>>
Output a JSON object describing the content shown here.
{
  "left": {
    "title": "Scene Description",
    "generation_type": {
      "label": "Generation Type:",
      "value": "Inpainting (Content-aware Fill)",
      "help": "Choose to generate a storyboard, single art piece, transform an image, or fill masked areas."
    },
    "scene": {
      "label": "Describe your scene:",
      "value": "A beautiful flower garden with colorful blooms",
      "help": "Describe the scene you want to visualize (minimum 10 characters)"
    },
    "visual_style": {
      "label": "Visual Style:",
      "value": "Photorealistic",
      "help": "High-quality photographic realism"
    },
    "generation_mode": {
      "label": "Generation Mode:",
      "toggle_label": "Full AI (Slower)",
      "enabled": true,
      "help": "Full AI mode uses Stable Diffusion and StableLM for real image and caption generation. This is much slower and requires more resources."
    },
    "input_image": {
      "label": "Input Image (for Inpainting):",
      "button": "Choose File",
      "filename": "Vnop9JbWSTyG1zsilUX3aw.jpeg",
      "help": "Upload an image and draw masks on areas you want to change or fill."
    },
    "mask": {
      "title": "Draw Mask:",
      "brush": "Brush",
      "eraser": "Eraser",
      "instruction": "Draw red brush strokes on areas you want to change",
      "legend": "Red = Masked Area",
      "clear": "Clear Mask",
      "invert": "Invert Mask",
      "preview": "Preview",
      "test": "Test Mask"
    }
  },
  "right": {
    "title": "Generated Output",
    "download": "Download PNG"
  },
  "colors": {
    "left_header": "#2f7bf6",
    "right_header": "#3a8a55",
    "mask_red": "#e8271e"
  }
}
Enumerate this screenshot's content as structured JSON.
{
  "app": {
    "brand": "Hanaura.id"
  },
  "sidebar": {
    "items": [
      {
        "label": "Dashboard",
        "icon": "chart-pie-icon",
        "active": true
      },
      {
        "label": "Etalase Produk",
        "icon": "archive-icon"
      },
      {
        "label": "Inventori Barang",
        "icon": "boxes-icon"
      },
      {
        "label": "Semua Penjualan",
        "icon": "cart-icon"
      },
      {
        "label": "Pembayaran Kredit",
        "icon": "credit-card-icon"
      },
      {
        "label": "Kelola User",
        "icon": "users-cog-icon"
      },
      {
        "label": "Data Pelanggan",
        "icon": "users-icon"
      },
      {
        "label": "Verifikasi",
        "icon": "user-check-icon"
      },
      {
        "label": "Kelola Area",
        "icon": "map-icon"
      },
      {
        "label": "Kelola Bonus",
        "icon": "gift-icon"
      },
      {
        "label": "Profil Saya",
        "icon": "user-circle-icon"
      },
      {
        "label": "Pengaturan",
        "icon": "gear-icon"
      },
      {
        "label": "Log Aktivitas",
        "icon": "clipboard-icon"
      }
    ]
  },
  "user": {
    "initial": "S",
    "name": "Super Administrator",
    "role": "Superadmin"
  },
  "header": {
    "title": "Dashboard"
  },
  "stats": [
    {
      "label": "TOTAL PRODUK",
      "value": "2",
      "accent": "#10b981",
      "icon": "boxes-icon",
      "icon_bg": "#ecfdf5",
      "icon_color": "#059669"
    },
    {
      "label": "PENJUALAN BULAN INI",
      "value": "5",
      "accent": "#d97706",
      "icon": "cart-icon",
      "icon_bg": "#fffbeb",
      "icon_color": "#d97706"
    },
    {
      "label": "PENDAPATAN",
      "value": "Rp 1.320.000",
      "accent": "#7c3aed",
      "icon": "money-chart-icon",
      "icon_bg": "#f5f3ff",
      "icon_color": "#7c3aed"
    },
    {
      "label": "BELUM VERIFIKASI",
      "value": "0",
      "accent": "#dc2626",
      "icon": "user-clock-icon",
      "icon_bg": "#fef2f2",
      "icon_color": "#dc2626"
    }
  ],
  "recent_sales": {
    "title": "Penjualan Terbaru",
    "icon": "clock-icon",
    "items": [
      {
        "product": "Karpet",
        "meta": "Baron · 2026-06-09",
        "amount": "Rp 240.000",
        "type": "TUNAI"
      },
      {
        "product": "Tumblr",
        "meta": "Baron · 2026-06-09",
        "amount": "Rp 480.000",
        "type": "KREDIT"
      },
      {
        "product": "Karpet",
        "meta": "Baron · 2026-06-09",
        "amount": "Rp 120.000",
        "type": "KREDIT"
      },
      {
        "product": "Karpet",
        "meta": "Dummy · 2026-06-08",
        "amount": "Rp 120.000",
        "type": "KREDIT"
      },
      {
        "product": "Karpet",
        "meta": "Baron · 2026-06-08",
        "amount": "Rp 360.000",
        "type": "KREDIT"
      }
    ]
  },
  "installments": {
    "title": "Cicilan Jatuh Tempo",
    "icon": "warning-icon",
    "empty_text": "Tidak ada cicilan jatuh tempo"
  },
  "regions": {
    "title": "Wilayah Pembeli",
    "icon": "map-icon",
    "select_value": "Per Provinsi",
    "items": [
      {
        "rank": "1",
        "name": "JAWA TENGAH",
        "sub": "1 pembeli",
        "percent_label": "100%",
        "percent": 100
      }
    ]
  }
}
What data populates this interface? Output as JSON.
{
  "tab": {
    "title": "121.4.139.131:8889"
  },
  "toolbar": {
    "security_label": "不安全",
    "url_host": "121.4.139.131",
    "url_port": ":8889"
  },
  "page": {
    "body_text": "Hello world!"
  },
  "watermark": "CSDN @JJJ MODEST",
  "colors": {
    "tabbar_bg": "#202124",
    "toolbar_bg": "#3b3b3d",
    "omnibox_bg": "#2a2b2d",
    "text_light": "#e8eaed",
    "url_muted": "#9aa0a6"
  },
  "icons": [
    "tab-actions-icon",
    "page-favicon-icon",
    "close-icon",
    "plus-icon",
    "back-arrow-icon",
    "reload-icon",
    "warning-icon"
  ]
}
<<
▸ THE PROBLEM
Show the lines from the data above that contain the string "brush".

▸ WRITTEN RESPONSE
      "brush": "Brush",
      "instruction": "Draw red brush strokes on areas you want to change",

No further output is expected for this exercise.